"We will have to see," if the Marines come ashore, said American Ambassador John Blaney, who was among the U.S., Liberian and Nigerian officials greeting the troops.
The United States, which oversaw Liberia's 19th-century founding by freed American slaves, has been under international pressure to intervene in the conflict. But President Bush, saying he is worried about overstretching American forces already committed to Iraq and Afghanistan, says no troops will enter until Taylor leaves.
At a news conference last week, Mr. Bush also said a cease-fire had to be in place before U.S. became involved. And he stressed that in any engagement in Liberia, "the troop strength will be limited, and the time frame will be limited."
In Monrovia, residents near the city's embattled port heard cheers and watched flares go up over the war-ruined city — rebels, celebrating the arrival of the West African troops.
"I want to see them with my own eyes. And when I do, even though I have no food, my belly will be big, and I will be happy," said Bangalu Wonwondor, a 62-year-old refugee.
West African leaders have promised the force to quell fighting in Liberia, where two months of rebel sieges on the capital have killed more than 1,000 civilians outright and left the refugee-crowded city of more than 1.3 million wracked by disease and desperately short of food and water.
The leader of the peacekeeping force for Liberia on Sunday sought to temper high expectations among the country's suffering people, saying the first troops would only secure the airport on the capital's outskirts.
Nigerian Brig. Gen. Festus Okonkwo said he asked both sides to return to the positions they held when they signed a June 17 cease-fire, broken repeatedly since then. He said he didn't expect peacekeepers to be attacked.
On the road to the airport, aid workers on Monday were preparing mass graves, readying them for the bodies of 70-80 people killed in fighting but left unclaimed at the morgue at Monrovia's main hospital.
Debt-strapped Nigeria, which is overseeing the deployment, says it needs far more international backing for the mission, expected eventually to cost at least $2 million daily.
U.S. officials also have promised $10 million in logistical support for the West African peacekeepers.
Taylor, a former warlord, pledged Saturday to cede power on Aug. 11 — meeting one demand by fellow African leaders and the United States.
However, his government has hedged on his promise to go into exile in Nigeria — saying he would leave the country only when enough peacekeepers are on the ground, and when a war-crimes indictment against him is dropped.
Taylor has promised to yield power since June 4, when a joint United Nations and Sierra Leone court revealed the war-crimes indictment against him for supporting rebels there.

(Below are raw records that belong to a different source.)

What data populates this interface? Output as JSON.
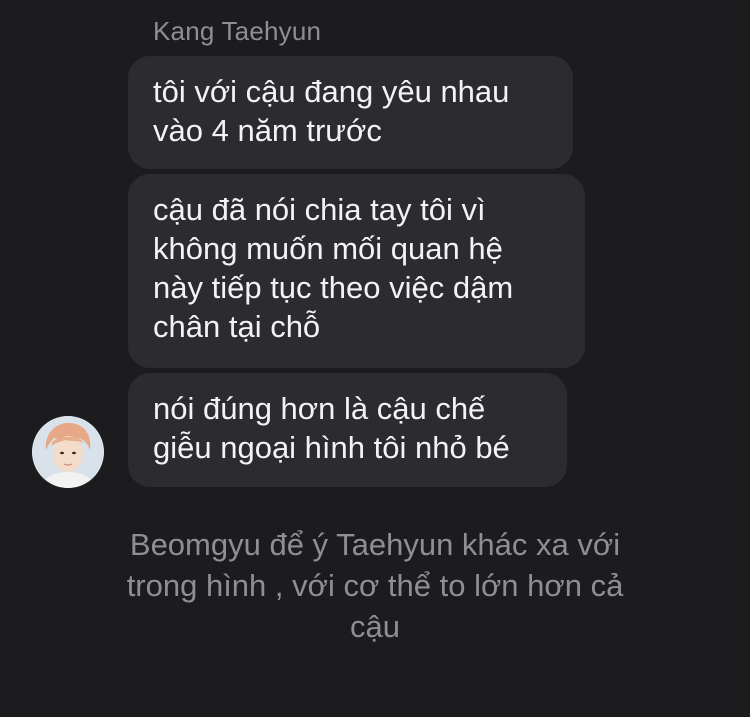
{
  "conversation": {
    "sender_name": "Kang Taehyun",
    "messages": [
      {
        "text": "tôi với cậu đang yêu nhau\nvào 4 năm trước"
      },
      {
        "text": "cậu đã nói chia tay tôi vì\nkhông muốn mối quan hệ\nnày tiếp tục theo việc dậm\nchân tại chỗ"
      },
      {
        "text": "nói đúng hơn là cậu chế\ngiễu ngoại hình tôi nhỏ bé"
      }
    ],
    "caption": "Beomgyu để ý Taehyun khác xa với\ntrong hình , với cơ thể to lớn hơn cả\ncậu"
  },
  "colors": {
    "background": "#1c1c1e",
    "bubble": "#2c2c2e",
    "text": "#f2f2f7",
    "muted": "#8e8e93"
  }
}
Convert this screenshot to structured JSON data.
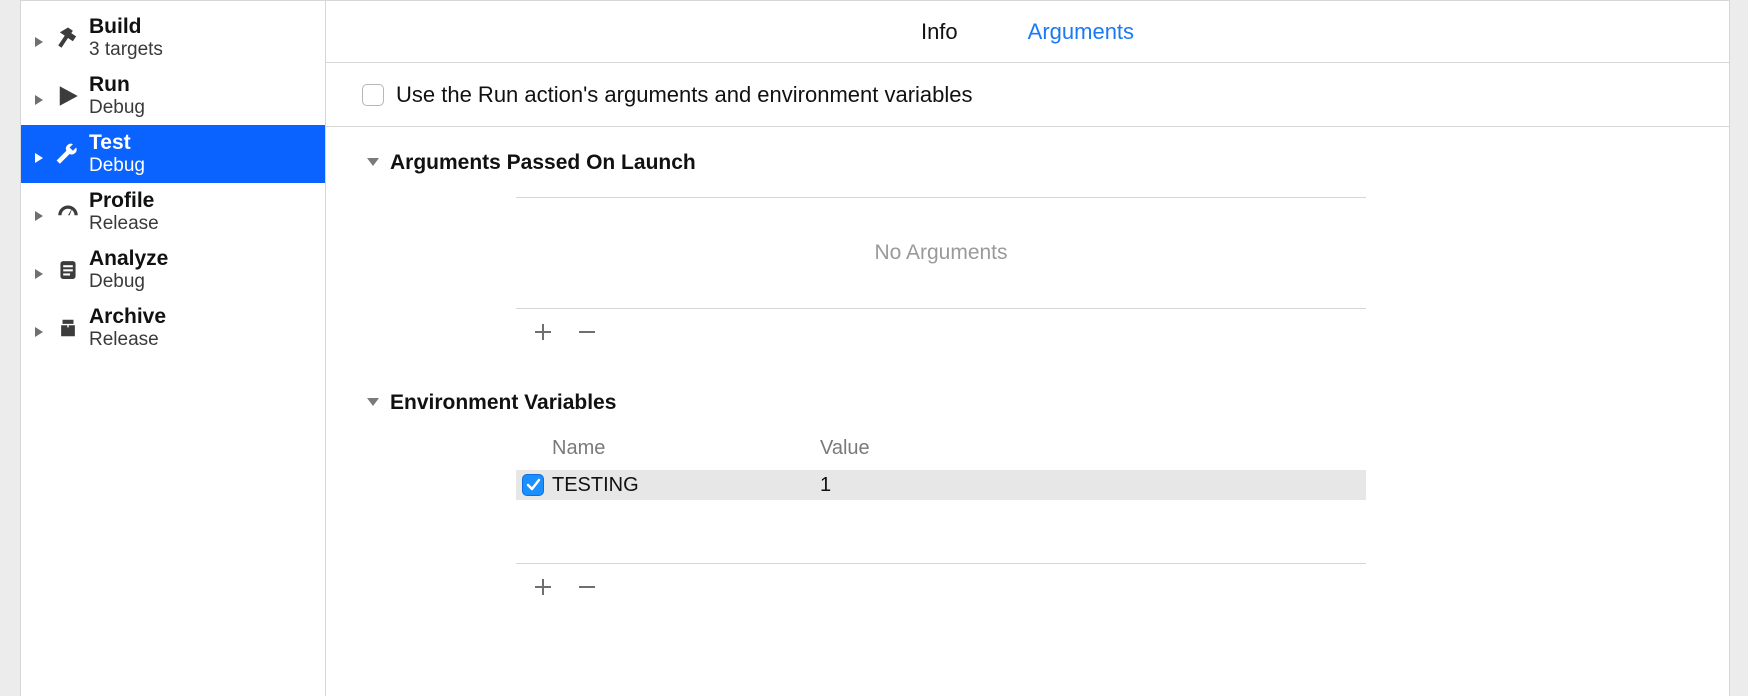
{
  "sidebar": {
    "items": [
      {
        "title": "Build",
        "subtitle": "3 targets"
      },
      {
        "title": "Run",
        "subtitle": "Debug"
      },
      {
        "title": "Test",
        "subtitle": "Debug"
      },
      {
        "title": "Profile",
        "subtitle": "Release"
      },
      {
        "title": "Analyze",
        "subtitle": "Debug"
      },
      {
        "title": "Archive",
        "subtitle": "Release"
      }
    ]
  },
  "tabs": {
    "info": "Info",
    "arguments": "Arguments"
  },
  "use_parent_label": "Use the Run action's arguments and environment variables",
  "sections": {
    "args_title": "Arguments Passed On Launch",
    "env_title": "Environment Variables",
    "args_placeholder": "No Arguments",
    "name_header": "Name",
    "value_header": "Value"
  },
  "env_rows": [
    {
      "name": "TESTING",
      "value": "1",
      "enabled": true
    }
  ]
}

Taylor is blamed for 14 years of conflict in Liberia that has killed more than 100,000 people, and is accused of trafficking and arming insurgents across the region.